> WORK INSTRUCTIONS: In the material below, how many lines include the word "деятельности"? Write only the number.
INPUT DATA: Begin
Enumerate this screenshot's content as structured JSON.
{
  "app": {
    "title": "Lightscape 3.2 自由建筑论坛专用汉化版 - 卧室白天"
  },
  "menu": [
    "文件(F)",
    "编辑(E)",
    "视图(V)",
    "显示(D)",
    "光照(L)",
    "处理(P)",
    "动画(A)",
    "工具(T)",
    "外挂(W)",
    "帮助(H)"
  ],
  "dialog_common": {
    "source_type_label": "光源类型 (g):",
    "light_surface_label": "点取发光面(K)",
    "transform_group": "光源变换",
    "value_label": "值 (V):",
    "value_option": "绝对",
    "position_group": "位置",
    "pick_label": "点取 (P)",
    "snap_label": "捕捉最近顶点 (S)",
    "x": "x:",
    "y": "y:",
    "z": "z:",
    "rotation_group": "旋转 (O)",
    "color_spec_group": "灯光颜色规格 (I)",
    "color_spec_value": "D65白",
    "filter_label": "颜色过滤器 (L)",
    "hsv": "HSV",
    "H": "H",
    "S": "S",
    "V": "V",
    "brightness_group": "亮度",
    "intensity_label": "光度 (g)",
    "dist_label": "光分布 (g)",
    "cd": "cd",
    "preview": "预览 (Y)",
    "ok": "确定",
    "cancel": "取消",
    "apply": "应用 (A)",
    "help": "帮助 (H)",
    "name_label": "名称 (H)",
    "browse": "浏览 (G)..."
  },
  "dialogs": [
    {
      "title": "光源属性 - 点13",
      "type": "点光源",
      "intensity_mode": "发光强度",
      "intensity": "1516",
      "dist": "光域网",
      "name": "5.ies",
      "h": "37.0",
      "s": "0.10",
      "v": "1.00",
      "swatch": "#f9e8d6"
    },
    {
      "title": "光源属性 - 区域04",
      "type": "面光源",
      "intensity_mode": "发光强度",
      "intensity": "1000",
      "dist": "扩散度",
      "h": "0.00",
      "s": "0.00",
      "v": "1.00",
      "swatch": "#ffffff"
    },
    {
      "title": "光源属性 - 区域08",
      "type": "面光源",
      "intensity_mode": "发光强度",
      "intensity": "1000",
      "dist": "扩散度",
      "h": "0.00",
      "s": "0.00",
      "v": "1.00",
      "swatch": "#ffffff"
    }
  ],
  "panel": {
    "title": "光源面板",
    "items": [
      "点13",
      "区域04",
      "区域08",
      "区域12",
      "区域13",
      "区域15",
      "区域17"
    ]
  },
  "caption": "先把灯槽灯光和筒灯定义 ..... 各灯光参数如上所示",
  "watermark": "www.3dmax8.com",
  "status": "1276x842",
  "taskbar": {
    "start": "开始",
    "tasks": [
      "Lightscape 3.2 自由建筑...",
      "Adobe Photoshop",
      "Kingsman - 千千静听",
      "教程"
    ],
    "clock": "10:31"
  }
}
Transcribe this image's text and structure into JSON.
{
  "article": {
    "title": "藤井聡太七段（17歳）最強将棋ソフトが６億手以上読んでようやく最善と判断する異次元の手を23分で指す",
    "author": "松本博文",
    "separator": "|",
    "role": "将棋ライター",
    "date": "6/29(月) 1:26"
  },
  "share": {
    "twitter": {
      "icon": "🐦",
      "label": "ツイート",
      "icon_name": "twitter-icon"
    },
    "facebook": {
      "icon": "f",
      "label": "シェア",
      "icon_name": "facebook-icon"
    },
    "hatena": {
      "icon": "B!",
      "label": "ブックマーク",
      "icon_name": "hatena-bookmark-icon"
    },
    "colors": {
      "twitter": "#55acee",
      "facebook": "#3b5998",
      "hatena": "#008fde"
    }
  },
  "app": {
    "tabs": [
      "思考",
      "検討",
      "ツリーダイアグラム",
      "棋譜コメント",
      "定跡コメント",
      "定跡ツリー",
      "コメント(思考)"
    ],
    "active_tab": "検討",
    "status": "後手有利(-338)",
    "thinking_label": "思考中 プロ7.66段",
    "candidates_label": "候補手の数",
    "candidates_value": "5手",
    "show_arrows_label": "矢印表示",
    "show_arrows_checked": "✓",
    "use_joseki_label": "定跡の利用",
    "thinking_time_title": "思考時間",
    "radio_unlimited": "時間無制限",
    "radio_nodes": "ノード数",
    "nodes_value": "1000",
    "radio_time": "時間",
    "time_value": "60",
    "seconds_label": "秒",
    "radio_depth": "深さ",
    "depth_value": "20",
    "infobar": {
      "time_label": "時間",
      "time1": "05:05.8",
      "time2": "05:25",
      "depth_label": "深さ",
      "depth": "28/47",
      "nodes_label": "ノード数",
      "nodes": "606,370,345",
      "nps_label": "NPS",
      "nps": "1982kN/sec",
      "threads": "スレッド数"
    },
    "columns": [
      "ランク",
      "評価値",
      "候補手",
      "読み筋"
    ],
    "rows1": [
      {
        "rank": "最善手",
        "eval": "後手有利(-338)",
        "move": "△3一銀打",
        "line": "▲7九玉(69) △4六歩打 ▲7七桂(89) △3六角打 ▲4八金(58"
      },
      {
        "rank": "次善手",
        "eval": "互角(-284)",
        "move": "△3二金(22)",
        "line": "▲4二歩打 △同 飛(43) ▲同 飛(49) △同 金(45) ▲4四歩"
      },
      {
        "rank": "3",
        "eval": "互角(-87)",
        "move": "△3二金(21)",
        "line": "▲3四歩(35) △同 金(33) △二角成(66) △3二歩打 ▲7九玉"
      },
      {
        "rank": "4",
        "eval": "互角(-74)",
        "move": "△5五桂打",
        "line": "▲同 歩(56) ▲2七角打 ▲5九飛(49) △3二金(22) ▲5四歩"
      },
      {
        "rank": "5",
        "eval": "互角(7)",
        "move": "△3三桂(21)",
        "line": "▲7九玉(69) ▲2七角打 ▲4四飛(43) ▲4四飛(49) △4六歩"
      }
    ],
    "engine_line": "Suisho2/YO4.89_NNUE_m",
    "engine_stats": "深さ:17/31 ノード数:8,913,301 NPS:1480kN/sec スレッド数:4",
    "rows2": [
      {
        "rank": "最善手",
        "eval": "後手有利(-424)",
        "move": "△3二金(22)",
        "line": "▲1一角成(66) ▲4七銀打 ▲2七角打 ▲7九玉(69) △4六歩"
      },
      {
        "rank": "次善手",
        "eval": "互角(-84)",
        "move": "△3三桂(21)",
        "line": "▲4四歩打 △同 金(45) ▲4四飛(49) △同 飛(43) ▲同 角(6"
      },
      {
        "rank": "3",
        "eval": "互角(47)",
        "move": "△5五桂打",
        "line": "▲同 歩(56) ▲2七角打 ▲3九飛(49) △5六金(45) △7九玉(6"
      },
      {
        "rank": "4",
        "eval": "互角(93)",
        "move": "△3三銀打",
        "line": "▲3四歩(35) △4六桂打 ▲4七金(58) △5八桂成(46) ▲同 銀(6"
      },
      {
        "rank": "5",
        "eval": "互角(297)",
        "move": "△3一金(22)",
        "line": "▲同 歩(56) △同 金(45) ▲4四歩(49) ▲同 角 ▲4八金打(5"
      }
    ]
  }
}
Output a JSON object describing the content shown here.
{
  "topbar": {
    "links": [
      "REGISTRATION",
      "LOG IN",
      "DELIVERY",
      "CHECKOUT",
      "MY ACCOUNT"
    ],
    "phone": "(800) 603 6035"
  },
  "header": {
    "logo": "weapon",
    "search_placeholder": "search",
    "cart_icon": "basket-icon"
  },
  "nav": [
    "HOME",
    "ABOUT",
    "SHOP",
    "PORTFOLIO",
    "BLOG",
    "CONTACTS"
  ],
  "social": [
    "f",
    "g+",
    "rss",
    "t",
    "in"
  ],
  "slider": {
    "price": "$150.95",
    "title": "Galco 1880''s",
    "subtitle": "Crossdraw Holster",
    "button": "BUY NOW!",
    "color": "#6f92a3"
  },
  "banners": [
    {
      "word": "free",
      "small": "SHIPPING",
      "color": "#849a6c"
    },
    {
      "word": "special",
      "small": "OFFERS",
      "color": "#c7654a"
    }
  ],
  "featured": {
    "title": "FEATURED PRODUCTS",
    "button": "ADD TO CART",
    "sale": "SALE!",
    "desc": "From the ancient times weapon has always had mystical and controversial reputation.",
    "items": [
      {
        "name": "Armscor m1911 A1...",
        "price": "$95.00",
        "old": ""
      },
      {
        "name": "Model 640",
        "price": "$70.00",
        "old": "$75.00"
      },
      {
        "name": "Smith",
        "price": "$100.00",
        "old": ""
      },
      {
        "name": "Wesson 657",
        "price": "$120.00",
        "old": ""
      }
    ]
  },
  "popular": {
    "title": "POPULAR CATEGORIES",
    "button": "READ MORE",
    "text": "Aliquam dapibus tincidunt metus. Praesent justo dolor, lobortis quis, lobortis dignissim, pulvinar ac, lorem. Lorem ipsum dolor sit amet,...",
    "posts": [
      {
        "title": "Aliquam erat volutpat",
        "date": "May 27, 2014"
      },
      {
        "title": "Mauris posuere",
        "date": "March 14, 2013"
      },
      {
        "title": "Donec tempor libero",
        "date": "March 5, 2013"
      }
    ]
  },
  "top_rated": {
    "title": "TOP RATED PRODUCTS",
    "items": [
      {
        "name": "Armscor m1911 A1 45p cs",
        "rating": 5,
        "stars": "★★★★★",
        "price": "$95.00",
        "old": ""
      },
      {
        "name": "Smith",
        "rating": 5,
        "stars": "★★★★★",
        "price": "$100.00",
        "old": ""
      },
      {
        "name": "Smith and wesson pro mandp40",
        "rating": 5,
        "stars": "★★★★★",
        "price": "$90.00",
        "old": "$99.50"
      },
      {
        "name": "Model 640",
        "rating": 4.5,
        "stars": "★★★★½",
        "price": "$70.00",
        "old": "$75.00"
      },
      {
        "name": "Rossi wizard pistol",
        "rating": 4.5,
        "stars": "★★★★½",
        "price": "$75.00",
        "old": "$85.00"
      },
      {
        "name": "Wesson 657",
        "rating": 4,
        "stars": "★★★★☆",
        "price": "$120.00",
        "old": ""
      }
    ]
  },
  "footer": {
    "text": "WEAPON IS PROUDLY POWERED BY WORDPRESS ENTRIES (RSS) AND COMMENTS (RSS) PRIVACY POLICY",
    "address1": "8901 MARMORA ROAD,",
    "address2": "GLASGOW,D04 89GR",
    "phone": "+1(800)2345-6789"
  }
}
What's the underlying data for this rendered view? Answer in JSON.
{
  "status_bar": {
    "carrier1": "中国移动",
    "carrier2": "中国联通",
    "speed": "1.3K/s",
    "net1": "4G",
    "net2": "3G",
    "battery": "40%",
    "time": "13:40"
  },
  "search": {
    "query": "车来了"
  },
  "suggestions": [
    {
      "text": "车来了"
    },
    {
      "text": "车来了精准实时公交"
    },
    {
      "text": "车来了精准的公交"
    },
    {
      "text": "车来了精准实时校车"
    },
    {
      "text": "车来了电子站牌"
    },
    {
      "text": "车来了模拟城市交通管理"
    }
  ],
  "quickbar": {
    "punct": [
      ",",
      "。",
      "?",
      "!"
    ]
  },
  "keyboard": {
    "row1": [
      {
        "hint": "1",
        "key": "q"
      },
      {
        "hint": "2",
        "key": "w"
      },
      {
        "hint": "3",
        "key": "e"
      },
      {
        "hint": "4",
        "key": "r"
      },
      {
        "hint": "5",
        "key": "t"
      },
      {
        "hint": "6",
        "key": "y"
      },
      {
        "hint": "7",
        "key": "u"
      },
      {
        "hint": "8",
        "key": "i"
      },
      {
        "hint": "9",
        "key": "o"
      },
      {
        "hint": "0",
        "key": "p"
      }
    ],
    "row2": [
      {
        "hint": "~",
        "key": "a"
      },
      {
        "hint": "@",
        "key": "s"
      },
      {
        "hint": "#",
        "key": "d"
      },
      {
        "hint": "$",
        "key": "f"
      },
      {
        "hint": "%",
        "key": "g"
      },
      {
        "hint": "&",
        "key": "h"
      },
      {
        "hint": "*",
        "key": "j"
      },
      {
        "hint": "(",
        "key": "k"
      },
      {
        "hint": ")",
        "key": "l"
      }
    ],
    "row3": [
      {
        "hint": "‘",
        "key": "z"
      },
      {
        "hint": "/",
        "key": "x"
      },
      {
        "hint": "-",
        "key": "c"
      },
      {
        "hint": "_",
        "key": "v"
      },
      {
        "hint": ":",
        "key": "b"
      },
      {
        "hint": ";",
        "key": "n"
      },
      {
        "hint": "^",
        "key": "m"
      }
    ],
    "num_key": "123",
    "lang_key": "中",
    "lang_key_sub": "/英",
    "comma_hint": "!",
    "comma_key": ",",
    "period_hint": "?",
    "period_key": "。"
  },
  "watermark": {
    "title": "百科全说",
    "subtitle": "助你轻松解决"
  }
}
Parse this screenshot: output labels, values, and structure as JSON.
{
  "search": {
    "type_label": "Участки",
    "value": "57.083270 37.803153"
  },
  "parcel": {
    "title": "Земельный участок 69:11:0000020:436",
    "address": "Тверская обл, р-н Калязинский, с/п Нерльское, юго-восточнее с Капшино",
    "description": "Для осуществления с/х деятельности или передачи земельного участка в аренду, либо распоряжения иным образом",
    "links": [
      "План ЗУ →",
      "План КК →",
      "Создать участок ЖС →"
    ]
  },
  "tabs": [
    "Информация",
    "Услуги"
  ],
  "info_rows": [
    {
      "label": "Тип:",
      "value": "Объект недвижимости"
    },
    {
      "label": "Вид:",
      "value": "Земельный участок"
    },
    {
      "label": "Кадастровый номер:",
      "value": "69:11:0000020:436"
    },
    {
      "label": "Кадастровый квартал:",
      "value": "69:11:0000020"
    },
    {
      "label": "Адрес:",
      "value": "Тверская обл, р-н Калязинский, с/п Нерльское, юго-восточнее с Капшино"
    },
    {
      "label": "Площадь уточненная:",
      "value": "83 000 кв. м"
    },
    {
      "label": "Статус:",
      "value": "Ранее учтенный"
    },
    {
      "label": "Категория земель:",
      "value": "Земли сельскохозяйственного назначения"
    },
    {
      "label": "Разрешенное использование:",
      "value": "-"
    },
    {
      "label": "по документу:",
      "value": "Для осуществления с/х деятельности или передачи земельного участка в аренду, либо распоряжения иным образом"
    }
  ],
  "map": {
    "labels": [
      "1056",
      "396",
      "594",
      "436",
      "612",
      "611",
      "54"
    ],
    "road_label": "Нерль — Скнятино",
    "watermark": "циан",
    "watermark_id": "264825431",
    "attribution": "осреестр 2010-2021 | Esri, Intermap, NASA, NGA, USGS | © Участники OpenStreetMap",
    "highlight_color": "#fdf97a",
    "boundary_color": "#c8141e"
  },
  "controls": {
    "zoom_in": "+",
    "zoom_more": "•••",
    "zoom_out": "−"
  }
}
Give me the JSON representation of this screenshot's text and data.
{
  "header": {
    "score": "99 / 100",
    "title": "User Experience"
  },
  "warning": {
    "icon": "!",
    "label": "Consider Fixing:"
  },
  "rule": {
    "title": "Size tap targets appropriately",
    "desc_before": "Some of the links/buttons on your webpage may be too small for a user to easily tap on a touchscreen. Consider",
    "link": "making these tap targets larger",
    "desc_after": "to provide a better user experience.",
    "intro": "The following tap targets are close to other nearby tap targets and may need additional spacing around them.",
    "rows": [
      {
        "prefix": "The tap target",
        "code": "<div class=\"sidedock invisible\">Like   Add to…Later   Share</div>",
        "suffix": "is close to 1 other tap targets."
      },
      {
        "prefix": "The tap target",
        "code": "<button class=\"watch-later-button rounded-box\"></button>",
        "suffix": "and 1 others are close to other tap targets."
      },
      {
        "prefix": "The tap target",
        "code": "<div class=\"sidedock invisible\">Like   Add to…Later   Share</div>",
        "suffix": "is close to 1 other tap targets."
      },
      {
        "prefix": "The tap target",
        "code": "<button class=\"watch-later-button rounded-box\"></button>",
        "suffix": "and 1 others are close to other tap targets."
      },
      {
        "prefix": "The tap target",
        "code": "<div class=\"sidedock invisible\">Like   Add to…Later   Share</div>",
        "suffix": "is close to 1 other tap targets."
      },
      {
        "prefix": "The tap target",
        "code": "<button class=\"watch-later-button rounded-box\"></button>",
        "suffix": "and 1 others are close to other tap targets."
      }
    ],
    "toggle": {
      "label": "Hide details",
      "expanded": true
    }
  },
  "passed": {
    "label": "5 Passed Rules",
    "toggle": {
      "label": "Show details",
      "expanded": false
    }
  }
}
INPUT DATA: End
> RESPONSE BOX: 2